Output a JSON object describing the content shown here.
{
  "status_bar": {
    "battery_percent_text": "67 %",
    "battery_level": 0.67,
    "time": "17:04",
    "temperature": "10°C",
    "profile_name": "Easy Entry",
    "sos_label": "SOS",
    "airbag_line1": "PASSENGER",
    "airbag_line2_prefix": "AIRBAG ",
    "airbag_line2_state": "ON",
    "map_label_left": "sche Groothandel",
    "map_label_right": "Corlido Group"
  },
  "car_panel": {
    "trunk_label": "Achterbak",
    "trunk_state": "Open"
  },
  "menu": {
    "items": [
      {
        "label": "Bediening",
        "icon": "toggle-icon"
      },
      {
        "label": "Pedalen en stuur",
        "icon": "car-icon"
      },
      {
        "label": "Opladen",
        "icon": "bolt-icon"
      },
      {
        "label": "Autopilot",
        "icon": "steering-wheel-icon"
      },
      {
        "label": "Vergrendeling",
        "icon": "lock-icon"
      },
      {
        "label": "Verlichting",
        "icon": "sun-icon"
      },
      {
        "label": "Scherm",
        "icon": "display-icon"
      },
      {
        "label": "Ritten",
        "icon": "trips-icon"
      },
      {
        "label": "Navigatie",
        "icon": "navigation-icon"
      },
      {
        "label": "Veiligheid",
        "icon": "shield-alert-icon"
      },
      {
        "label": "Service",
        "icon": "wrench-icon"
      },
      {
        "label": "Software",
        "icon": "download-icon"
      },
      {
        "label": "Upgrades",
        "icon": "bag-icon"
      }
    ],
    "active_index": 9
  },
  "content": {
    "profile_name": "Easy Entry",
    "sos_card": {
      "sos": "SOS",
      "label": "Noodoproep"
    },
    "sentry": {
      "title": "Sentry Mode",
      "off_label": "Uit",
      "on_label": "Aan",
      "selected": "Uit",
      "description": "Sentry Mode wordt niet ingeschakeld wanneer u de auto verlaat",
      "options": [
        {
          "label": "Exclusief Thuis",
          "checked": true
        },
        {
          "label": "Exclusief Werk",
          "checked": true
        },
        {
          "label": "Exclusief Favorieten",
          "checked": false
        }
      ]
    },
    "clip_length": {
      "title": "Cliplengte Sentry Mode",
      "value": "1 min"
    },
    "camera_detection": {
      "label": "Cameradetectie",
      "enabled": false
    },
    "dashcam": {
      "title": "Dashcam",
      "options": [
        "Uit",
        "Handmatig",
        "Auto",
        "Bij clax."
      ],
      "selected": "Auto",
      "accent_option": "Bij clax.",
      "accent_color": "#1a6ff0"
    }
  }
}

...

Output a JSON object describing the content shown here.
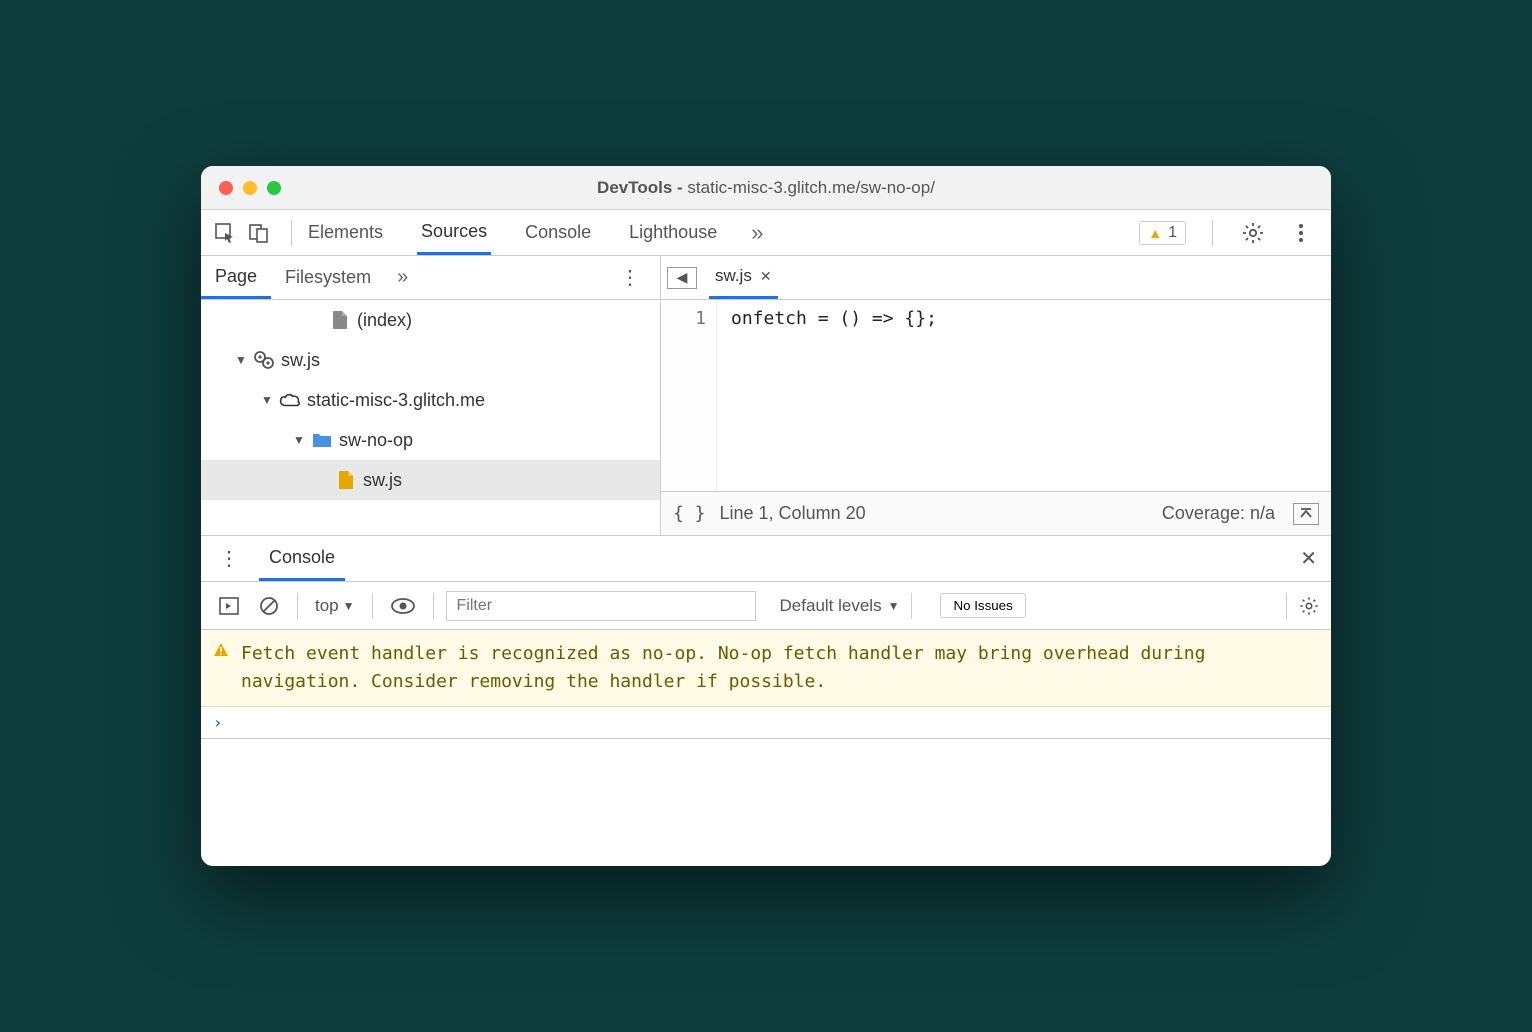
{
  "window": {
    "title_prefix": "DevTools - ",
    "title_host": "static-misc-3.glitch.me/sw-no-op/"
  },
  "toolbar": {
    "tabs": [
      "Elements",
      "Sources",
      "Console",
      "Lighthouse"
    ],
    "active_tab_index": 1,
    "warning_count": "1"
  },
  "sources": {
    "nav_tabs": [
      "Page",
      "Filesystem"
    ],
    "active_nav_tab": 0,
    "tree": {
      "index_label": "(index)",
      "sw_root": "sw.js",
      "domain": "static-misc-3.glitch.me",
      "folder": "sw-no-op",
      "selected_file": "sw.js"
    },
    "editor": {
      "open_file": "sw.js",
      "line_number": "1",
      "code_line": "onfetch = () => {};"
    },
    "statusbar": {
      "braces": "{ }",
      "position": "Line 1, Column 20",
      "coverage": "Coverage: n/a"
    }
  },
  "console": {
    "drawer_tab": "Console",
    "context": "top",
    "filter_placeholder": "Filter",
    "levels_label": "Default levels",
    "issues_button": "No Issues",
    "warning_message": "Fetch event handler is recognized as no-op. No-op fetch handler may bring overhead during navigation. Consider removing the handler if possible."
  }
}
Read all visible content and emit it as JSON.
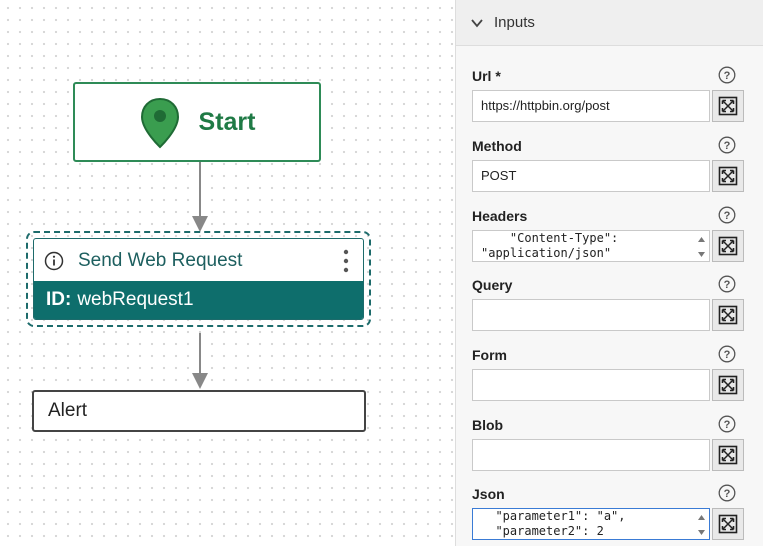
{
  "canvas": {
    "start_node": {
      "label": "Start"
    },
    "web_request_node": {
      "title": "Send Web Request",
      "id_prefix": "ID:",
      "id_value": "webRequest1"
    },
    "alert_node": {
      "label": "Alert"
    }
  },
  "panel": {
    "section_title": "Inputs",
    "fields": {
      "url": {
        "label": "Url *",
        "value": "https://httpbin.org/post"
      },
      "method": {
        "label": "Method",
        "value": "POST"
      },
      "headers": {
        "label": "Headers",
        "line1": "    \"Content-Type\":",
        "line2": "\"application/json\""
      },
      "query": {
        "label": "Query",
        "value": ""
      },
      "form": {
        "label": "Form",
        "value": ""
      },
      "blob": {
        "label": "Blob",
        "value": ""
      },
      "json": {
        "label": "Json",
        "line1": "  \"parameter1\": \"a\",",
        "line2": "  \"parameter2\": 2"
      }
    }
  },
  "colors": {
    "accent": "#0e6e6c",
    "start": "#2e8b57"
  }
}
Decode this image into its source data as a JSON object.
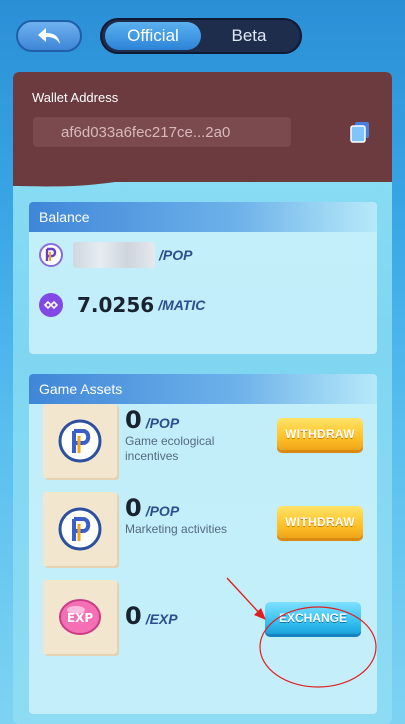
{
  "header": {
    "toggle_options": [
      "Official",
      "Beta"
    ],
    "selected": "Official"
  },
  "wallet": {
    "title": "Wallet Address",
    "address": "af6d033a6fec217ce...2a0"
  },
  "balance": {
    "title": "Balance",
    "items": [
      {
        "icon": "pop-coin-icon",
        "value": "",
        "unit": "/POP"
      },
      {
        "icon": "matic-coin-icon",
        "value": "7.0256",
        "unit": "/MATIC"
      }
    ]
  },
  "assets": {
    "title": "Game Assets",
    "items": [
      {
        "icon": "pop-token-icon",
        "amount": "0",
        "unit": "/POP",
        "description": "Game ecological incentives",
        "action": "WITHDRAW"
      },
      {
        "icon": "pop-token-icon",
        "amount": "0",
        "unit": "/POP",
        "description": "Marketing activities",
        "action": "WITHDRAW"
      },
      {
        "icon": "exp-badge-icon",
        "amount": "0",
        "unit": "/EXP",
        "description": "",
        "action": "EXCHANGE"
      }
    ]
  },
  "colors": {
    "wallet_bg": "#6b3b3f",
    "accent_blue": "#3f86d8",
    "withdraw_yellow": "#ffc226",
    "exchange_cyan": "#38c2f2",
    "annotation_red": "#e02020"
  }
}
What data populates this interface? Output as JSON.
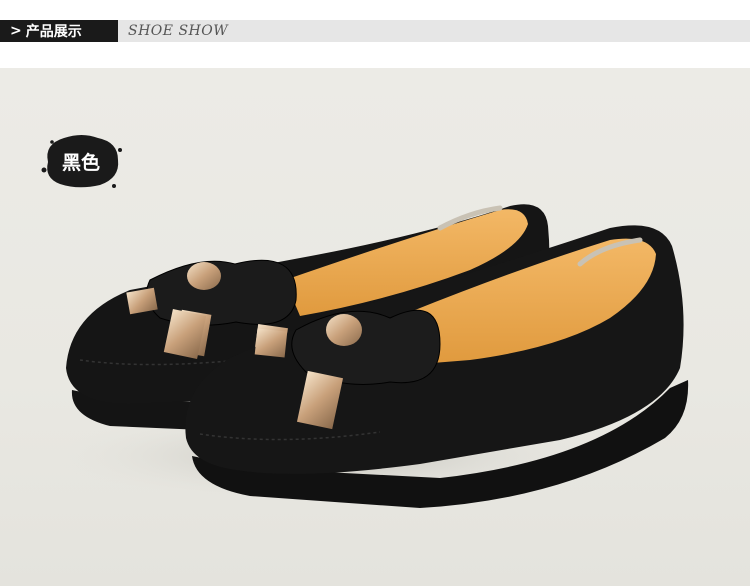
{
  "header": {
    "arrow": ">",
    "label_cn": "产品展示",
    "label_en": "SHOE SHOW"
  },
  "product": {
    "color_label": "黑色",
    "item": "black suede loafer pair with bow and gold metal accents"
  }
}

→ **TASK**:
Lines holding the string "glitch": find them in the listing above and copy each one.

→ **TASK RESPONSE**:
    "title_host": "static-misc-3.glitch.me/sw-no-op/"
      "domain": "static-misc-3.glitch.me",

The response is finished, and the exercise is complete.